# TASK
Copy each of the records exactly.

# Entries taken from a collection
━━━━
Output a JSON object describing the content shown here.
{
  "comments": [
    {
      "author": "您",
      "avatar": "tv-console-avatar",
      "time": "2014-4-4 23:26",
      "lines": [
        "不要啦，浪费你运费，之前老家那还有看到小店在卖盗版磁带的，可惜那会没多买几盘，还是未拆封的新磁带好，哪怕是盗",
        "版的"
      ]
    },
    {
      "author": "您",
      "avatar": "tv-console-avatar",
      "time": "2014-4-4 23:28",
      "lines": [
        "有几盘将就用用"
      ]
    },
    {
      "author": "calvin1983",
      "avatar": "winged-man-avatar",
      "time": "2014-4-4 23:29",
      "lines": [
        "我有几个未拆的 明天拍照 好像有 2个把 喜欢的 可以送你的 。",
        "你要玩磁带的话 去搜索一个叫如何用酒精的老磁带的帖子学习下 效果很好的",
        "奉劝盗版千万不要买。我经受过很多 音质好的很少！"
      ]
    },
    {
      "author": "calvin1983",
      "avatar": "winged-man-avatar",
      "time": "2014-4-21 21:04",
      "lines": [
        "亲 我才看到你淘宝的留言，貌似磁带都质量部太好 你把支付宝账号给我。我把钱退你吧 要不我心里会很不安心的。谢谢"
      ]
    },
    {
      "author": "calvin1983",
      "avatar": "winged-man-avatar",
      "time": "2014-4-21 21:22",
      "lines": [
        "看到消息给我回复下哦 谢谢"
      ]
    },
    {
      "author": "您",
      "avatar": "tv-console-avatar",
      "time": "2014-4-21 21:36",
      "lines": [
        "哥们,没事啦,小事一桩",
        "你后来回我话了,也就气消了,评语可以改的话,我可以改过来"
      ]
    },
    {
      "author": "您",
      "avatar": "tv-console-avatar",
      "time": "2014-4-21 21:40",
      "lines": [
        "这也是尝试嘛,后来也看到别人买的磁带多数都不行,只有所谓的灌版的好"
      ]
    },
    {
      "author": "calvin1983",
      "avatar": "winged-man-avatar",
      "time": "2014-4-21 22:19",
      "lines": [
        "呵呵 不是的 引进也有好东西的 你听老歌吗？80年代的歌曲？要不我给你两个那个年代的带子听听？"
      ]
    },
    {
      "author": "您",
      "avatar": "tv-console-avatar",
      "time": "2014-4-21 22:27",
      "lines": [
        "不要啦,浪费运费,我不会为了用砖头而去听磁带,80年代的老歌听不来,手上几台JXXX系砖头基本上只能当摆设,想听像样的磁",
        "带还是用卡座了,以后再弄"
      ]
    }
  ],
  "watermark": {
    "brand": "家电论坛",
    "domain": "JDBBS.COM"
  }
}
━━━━
# EXPECTED ANSWER
Output a JSON object describing the content shown here.
{
  "comments": [
    {
      "author": "您",
      "avatar": "tv-console-avatar",
      "time": "2014-4-4 23:26",
      "lines": [
        "不要啦，浪费你运费，之前老家那还有看到小店在卖盗版磁带的，可惜那会没多买几盘，还是未拆封的新磁带好，哪怕是盗",
        "版的"
      ]
    },
    {
      "author": "您",
      "avatar": "tv-console-avatar",
      "time": "2014-4-4 23:28",
      "lines": [
        "有几盘将就用用"
      ]
    },
    {
      "author": "calvin1983",
      "avatar": "winged-man-avatar",
      "time": "2014-4-4 23:29",
      "lines": [
        "我有几个未拆的 明天拍照 好像有 2个把 喜欢的 可以送你的 。",
        "你要玩磁带的话 去搜索一个叫如何用酒精的老磁带的帖子学习下 效果很好的",
        "奉劝盗版千万不要买。我经受过很多 音质好的很少！"
      ]
    },
    {
      "author": "calvin1983",
      "avatar": "winged-man-avatar",
      "time": "2014-4-21 21:04",
      "lines": [
        "亲 我才看到你淘宝的留言，貌似磁带都质量部太好 你把支付宝账号给我。我把钱退你吧 要不我心里会很不安心的。谢谢"
      ]
    },
    {
      "author": "calvin1983",
      "avatar": "winged-man-avatar",
      "time": "2014-4-21 21:22",
      "lines": [
        "看到消息给我回复下哦 谢谢"
      ]
    },
    {
      "author": "您",
      "avatar": "tv-console-avatar",
      "time": "2014-4-21 21:36",
      "lines": [
        "哥们,没事啦,小事一桩",
        "你后来回我话了,也就气消了,评语可以改的话,我可以改过来"
      ]
    },
    {
      "author": "您",
      "avatar": "tv-console-avatar",
      "time": "2014-4-21 21:40",
      "lines": [
        "这也是尝试嘛,后来也看到别人买的磁带多数都不行,只有所谓的灌版的好"
      ]
    },
    {
      "author": "calvin1983",
      "avatar": "winged-man-avatar",
      "time": "2014-4-21 22:19",
      "lines": [
        "呵呵 不是的 引进也有好东西的 你听老歌吗？80年代的歌曲？要不我给你两个那个年代的带子听听？"
      ]
    },
    {
      "author": "您",
      "avatar": "tv-console-avatar",
      "time": "2014-4-21 22:27",
      "lines": [
        "不要啦,浪费运费,我不会为了用砖头而去听磁带,80年代的老歌听不来,手上几台JXXX系砖头基本上只能当摆设,想听像样的磁",
        "带还是用卡座了,以后再弄"
      ]
    }
  ],
  "watermark": {
    "brand": "家电论坛",
    "domain": "JDBBS.COM"
  }
}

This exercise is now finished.